Something like uptalk can be a means of signaling an awareness that a subject, and not a speaker, is delicate.
You could use uptalk when you’re say, on a cell phone, and you want to make sure the person we’re talking to is still there.
Something like vocal fry could be a way of signaling a kind of gravitas. Or, depending on who you’re talking to, a signal that the speaker in question is chill.
We can index qualities of speakers who use vocal fry by using vocal fry.
We can be cagey that way.
When I, for example, am around my fellow drag queens, or feeling a little DRAG, I’ll put a little FABULOUS into my speech. Because sometimes one wants to index the qualities of patron saints like Raja and Raven or Alaska Thunderfuck 5000, the house down.
If, as the result of the use of these innovations, our careers aren’t soaring, it’s worth considering that this is not necessarily because of us as speakers, but might have something to do with the context within which we as speakers are heard.
A context that pre-defines women as hesitant, or less than authoritative.
As needing of assistance, or translation.
In their episode, “If You Don’t Have Anything Nice to Say, SAY IT IN ALL CAPS,” This American Life talked about VOCAL FRY and the many letters they’ve received from people who are clearly very pissed off by it.
Similarly, someone tweeted at me the other day that uptalk must end.
Well, guess what?
It’s probably not going anywhere, so you better figure out a way to live with it or avoid it.
Or, you know, if you’re into that sort of thing, before you write your next letter to Ira Glass, ask yourself what gives you the right to step in and tell someone else HOW TO TALK.
Which, as I’ve said before, is a way of telling someone WHAT TO SAY.
Because, as Wolf points out, “STYLE IS CONTENT.”
One of the things I find most annoying about Naomi Wolf’s argument, aside from the fact that the woman who wrote The Beauty Myth sees no issue in doling out advice to women on how they should verbally dress after writing an entire book on how women are policed by images of beauty, is that it poses something authentic, something essential, about women’s voices at the base of any fake voice we might layer on top of them. And I think that’s pretty bogus.
She uses the phrase “her own voice,” suggesting that the vocal fry phenomenon is “fake,” a performance of a voice instead of THE voice.
What does an authentic female voice sound like?
Is it loud and commanding?

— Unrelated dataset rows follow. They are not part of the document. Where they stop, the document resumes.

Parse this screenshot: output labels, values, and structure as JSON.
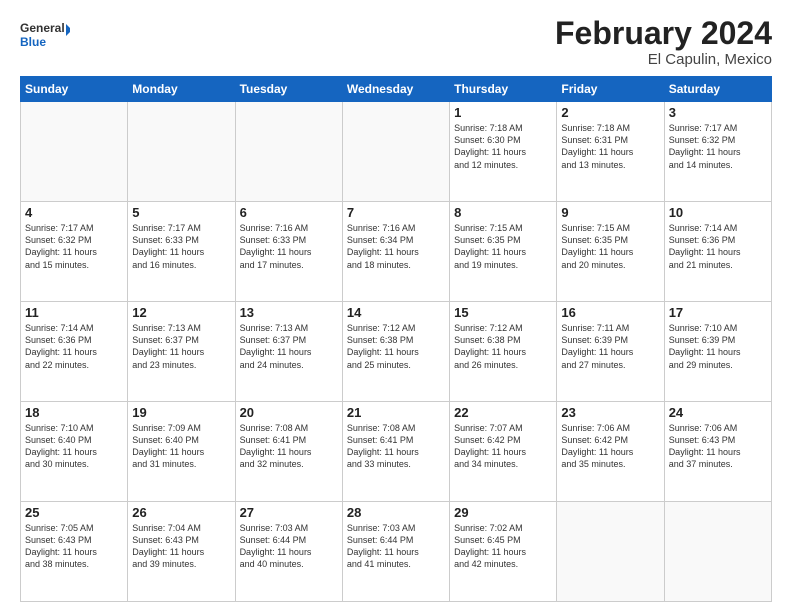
{
  "logo": {
    "line1": "General",
    "line2": "Blue"
  },
  "title": "February 2024",
  "subtitle": "El Capulin, Mexico",
  "headers": [
    "Sunday",
    "Monday",
    "Tuesday",
    "Wednesday",
    "Thursday",
    "Friday",
    "Saturday"
  ],
  "weeks": [
    [
      {
        "day": "",
        "info": ""
      },
      {
        "day": "",
        "info": ""
      },
      {
        "day": "",
        "info": ""
      },
      {
        "day": "",
        "info": ""
      },
      {
        "day": "1",
        "info": "Sunrise: 7:18 AM\nSunset: 6:30 PM\nDaylight: 11 hours\nand 12 minutes."
      },
      {
        "day": "2",
        "info": "Sunrise: 7:18 AM\nSunset: 6:31 PM\nDaylight: 11 hours\nand 13 minutes."
      },
      {
        "day": "3",
        "info": "Sunrise: 7:17 AM\nSunset: 6:32 PM\nDaylight: 11 hours\nand 14 minutes."
      }
    ],
    [
      {
        "day": "4",
        "info": "Sunrise: 7:17 AM\nSunset: 6:32 PM\nDaylight: 11 hours\nand 15 minutes."
      },
      {
        "day": "5",
        "info": "Sunrise: 7:17 AM\nSunset: 6:33 PM\nDaylight: 11 hours\nand 16 minutes."
      },
      {
        "day": "6",
        "info": "Sunrise: 7:16 AM\nSunset: 6:33 PM\nDaylight: 11 hours\nand 17 minutes."
      },
      {
        "day": "7",
        "info": "Sunrise: 7:16 AM\nSunset: 6:34 PM\nDaylight: 11 hours\nand 18 minutes."
      },
      {
        "day": "8",
        "info": "Sunrise: 7:15 AM\nSunset: 6:35 PM\nDaylight: 11 hours\nand 19 minutes."
      },
      {
        "day": "9",
        "info": "Sunrise: 7:15 AM\nSunset: 6:35 PM\nDaylight: 11 hours\nand 20 minutes."
      },
      {
        "day": "10",
        "info": "Sunrise: 7:14 AM\nSunset: 6:36 PM\nDaylight: 11 hours\nand 21 minutes."
      }
    ],
    [
      {
        "day": "11",
        "info": "Sunrise: 7:14 AM\nSunset: 6:36 PM\nDaylight: 11 hours\nand 22 minutes."
      },
      {
        "day": "12",
        "info": "Sunrise: 7:13 AM\nSunset: 6:37 PM\nDaylight: 11 hours\nand 23 minutes."
      },
      {
        "day": "13",
        "info": "Sunrise: 7:13 AM\nSunset: 6:37 PM\nDaylight: 11 hours\nand 24 minutes."
      },
      {
        "day": "14",
        "info": "Sunrise: 7:12 AM\nSunset: 6:38 PM\nDaylight: 11 hours\nand 25 minutes."
      },
      {
        "day": "15",
        "info": "Sunrise: 7:12 AM\nSunset: 6:38 PM\nDaylight: 11 hours\nand 26 minutes."
      },
      {
        "day": "16",
        "info": "Sunrise: 7:11 AM\nSunset: 6:39 PM\nDaylight: 11 hours\nand 27 minutes."
      },
      {
        "day": "17",
        "info": "Sunrise: 7:10 AM\nSunset: 6:39 PM\nDaylight: 11 hours\nand 29 minutes."
      }
    ],
    [
      {
        "day": "18",
        "info": "Sunrise: 7:10 AM\nSunset: 6:40 PM\nDaylight: 11 hours\nand 30 minutes."
      },
      {
        "day": "19",
        "info": "Sunrise: 7:09 AM\nSunset: 6:40 PM\nDaylight: 11 hours\nand 31 minutes."
      },
      {
        "day": "20",
        "info": "Sunrise: 7:08 AM\nSunset: 6:41 PM\nDaylight: 11 hours\nand 32 minutes."
      },
      {
        "day": "21",
        "info": "Sunrise: 7:08 AM\nSunset: 6:41 PM\nDaylight: 11 hours\nand 33 minutes."
      },
      {
        "day": "22",
        "info": "Sunrise: 7:07 AM\nSunset: 6:42 PM\nDaylight: 11 hours\nand 34 minutes."
      },
      {
        "day": "23",
        "info": "Sunrise: 7:06 AM\nSunset: 6:42 PM\nDaylight: 11 hours\nand 35 minutes."
      },
      {
        "day": "24",
        "info": "Sunrise: 7:06 AM\nSunset: 6:43 PM\nDaylight: 11 hours\nand 37 minutes."
      }
    ],
    [
      {
        "day": "25",
        "info": "Sunrise: 7:05 AM\nSunset: 6:43 PM\nDaylight: 11 hours\nand 38 minutes."
      },
      {
        "day": "26",
        "info": "Sunrise: 7:04 AM\nSunset: 6:43 PM\nDaylight: 11 hours\nand 39 minutes."
      },
      {
        "day": "27",
        "info": "Sunrise: 7:03 AM\nSunset: 6:44 PM\nDaylight: 11 hours\nand 40 minutes."
      },
      {
        "day": "28",
        "info": "Sunrise: 7:03 AM\nSunset: 6:44 PM\nDaylight: 11 hours\nand 41 minutes."
      },
      {
        "day": "29",
        "info": "Sunrise: 7:02 AM\nSunset: 6:45 PM\nDaylight: 11 hours\nand 42 minutes."
      },
      {
        "day": "",
        "info": ""
      },
      {
        "day": "",
        "info": ""
      }
    ]
  ]
}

Can you have a lisp and have an authentic female voice? Can you have a DEEP authentic female voice? Or a whispery one?
The idea of an authentic female voice doesn’t sound that far from the notion of an authentic female, which, is a concept most helpful to people who are looking to sell things to women to make them FEEL authentic.
So back off, is basically what I’m saying.
Let the lady talk.